==== DATA SUPPLIED ====
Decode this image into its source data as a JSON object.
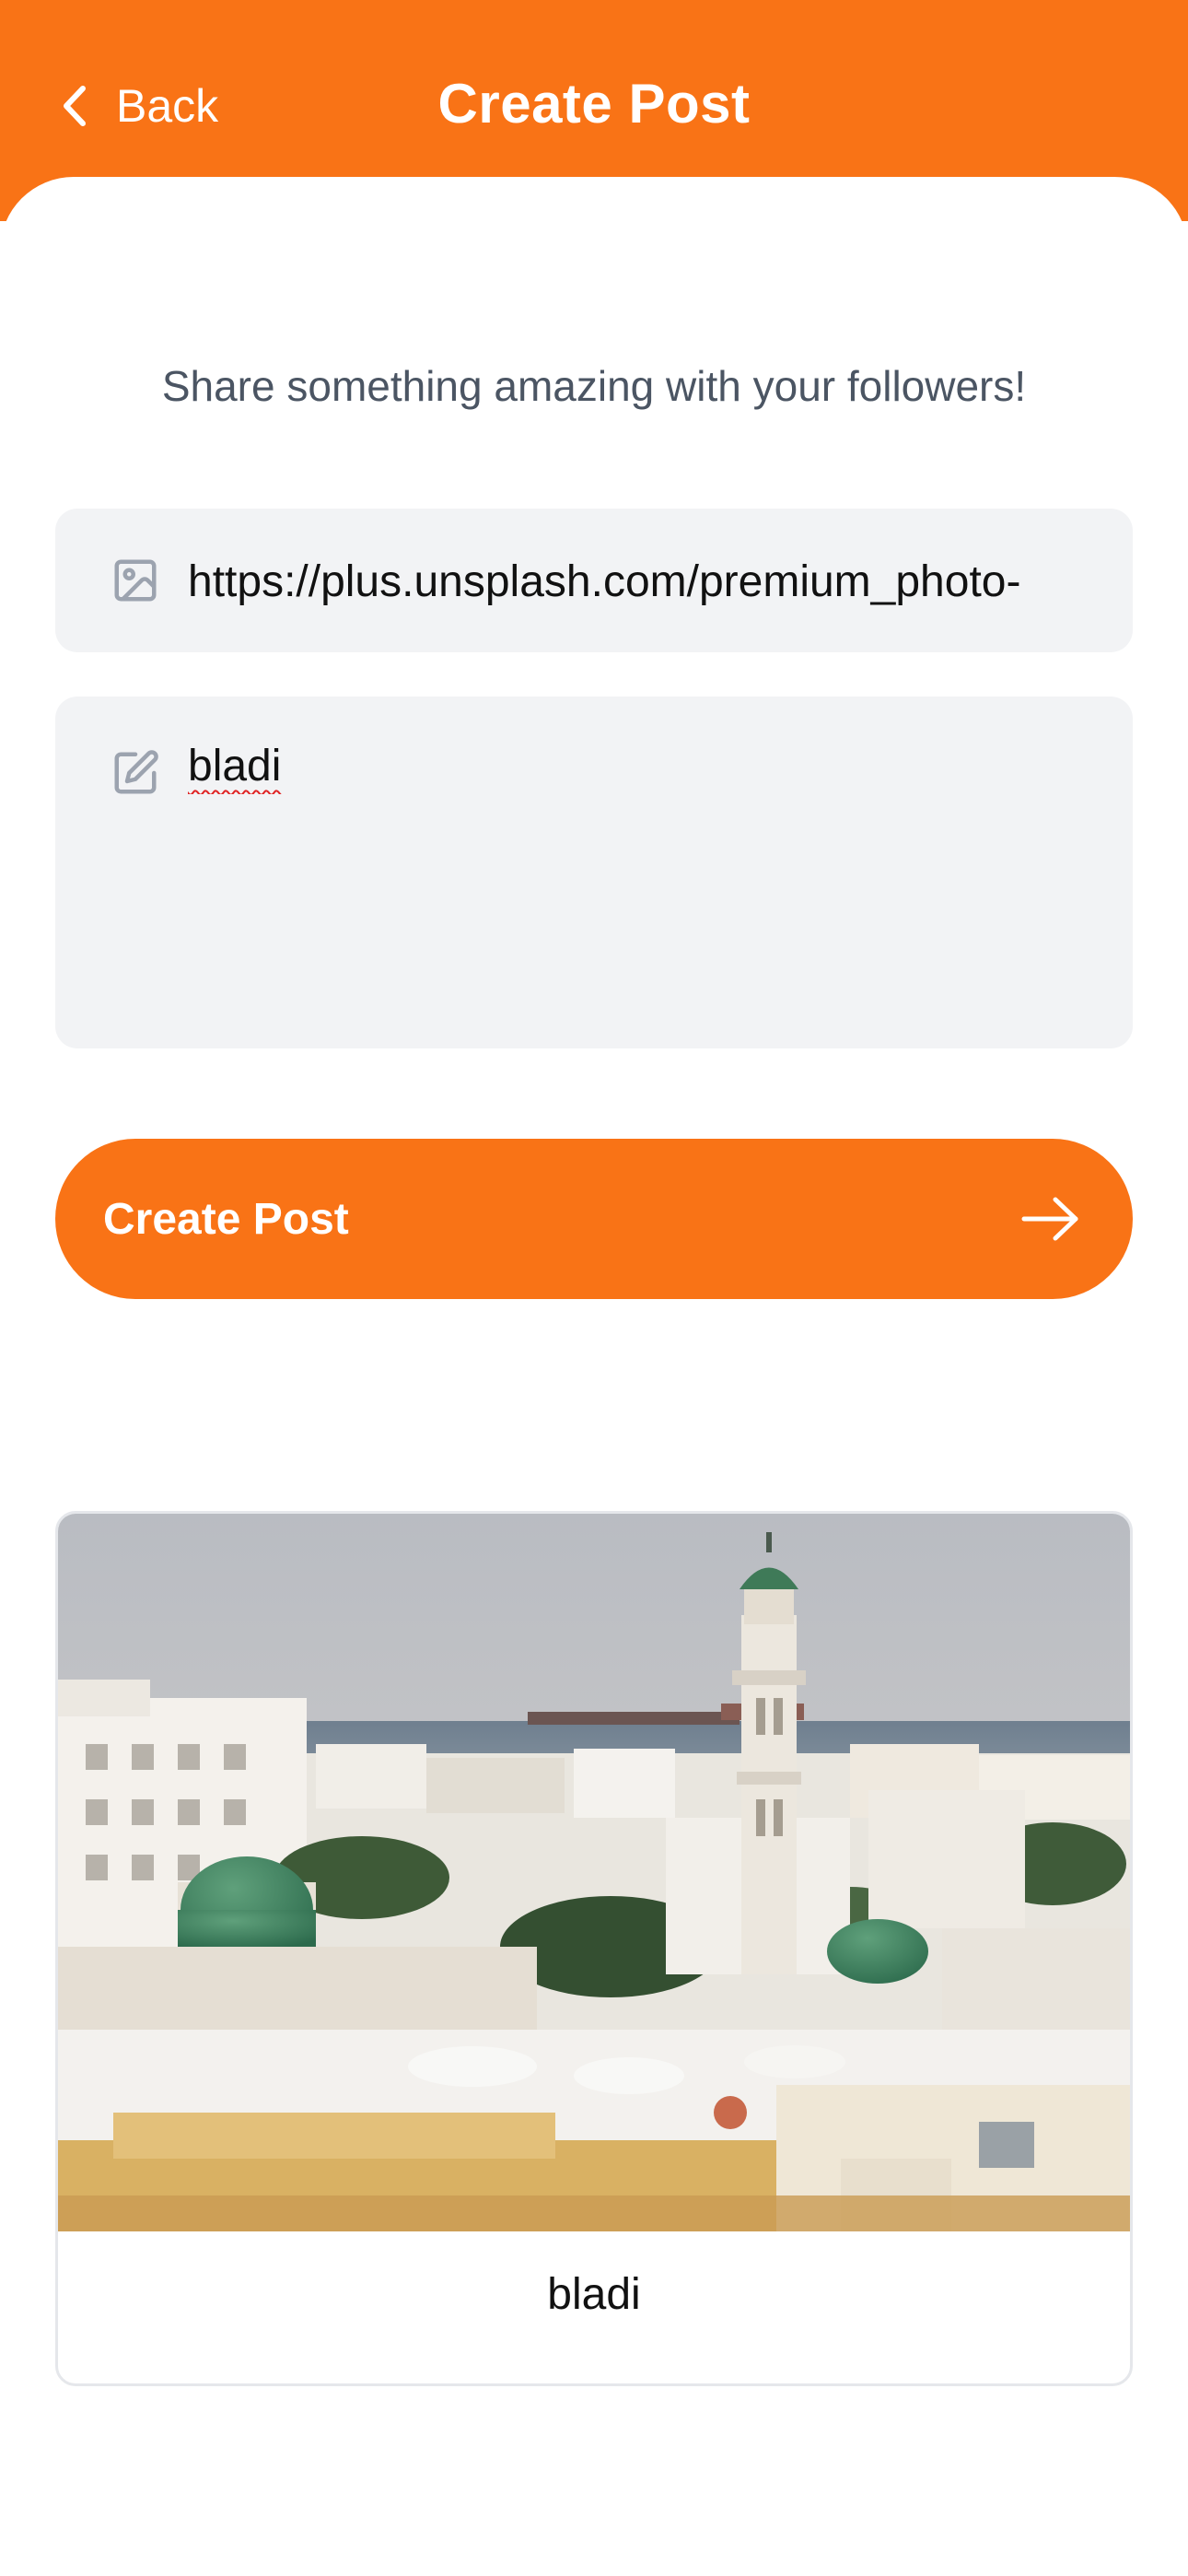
{
  "header": {
    "back_label": "Back",
    "title": "Create Post",
    "background_color": "#f97316"
  },
  "form": {
    "subtitle": "Share something amazing with your followers!",
    "image_url_value": "https://plus.unsplash.com/premium_photo-",
    "image_icon": "image-icon",
    "caption_value": "bladi",
    "caption_icon": "edit-icon",
    "submit_label": "Create Post",
    "submit_icon": "arrow-right-icon"
  },
  "preview": {
    "caption": "bladi",
    "image_description_icon": "photo"
  }
}
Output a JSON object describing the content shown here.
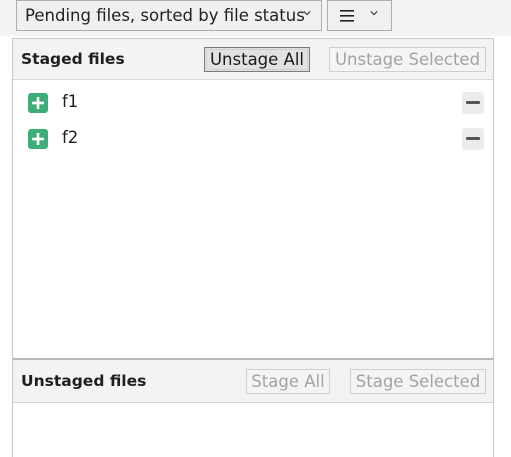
{
  "toolbar": {
    "view_select_value": "Pending files, sorted by file status",
    "list_toggle_icon": "list-icon"
  },
  "staged": {
    "title": "Staged files",
    "unstage_all_label": "Unstage All",
    "unstage_selected_label": "Unstage Selected",
    "files": [
      {
        "name": "f1",
        "status_icon": "plus-icon",
        "action_icon": "minus-icon"
      },
      {
        "name": "f2",
        "status_icon": "plus-icon",
        "action_icon": "minus-icon"
      }
    ]
  },
  "unstaged": {
    "title": "Unstaged files",
    "stage_all_label": "Stage All",
    "stage_selected_label": "Stage Selected",
    "files": []
  },
  "colors": {
    "added_green": "#3dae77",
    "header_bg": "#f3f3f3",
    "disabled_text": "#a3a3a3"
  }
}
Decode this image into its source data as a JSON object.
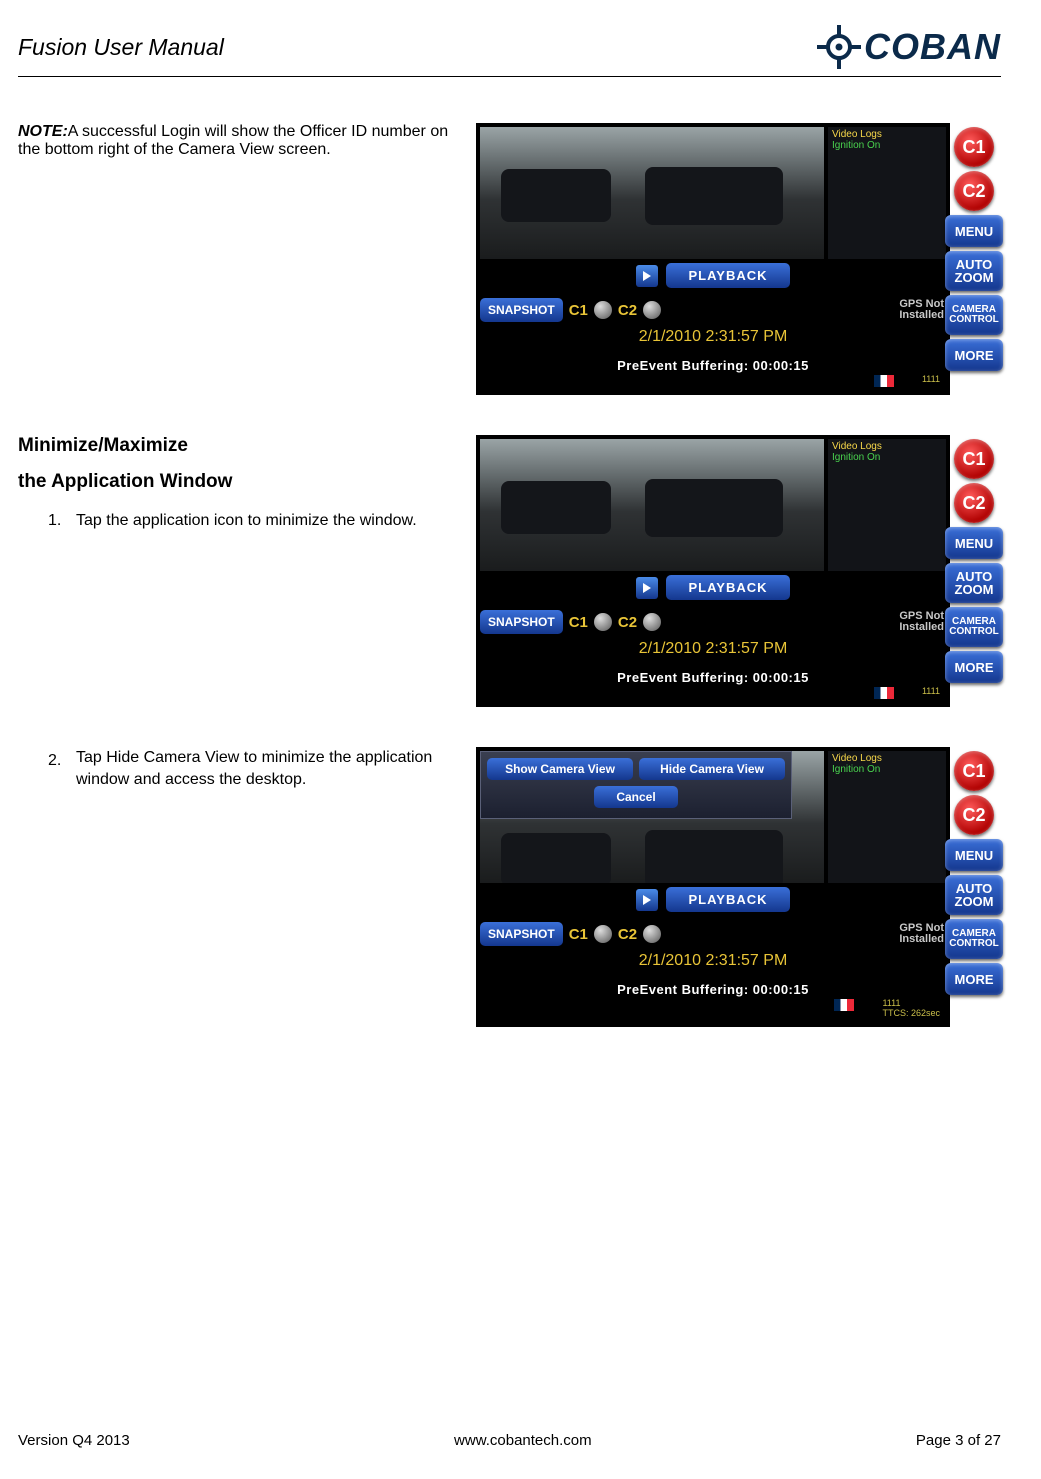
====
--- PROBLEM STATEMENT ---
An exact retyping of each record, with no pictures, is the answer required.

--- RESULT FOR THIS EXERCISE ---
Decode this image into its source data as a JSON object.
{
  "header": {
    "back_label": "Back",
    "title": "Create Post",
    "background_color": "#f97316"
  },
  "form": {
    "subtitle": "Share something amazing with your followers!",
    "image_url_value": "https://plus.unsplash.com/premium_photo-",
    "image_icon": "image-icon",
    "caption_value": "bladi",
    "caption_icon": "edit-icon",
    "submit_label": "Create Post",
    "submit_icon": "arrow-right-icon"
  },
  "preview": {
    "caption": "bladi",
    "image_description_icon": "photo"
  }
}
Output a JSON object describing the content shown here.
{
  "toolbar": {
    "view_select_value": "Pending files, sorted by file status",
    "list_toggle_icon": "list-icon"
  },
  "staged": {
    "title": "Staged files",
    "unstage_all_label": "Unstage All",
    "unstage_selected_label": "Unstage Selected",
    "files": [
      {
        "name": "f1",
        "status_icon": "plus-icon",
        "action_icon": "minus-icon"
      },
      {
        "name": "f2",
        "status_icon": "plus-icon",
        "action_icon": "minus-icon"
      }
    ]
  },
  "unstaged": {
    "title": "Unstaged files",
    "stage_all_label": "Stage All",
    "stage_selected_label": "Stage Selected",
    "files": []
  },
  "colors": {
    "added_green": "#3dae77",
    "header_bg": "#f3f3f3",
    "disabled_text": "#a3a3a3"
  }
}
Decode this image into its source data as a JSON object.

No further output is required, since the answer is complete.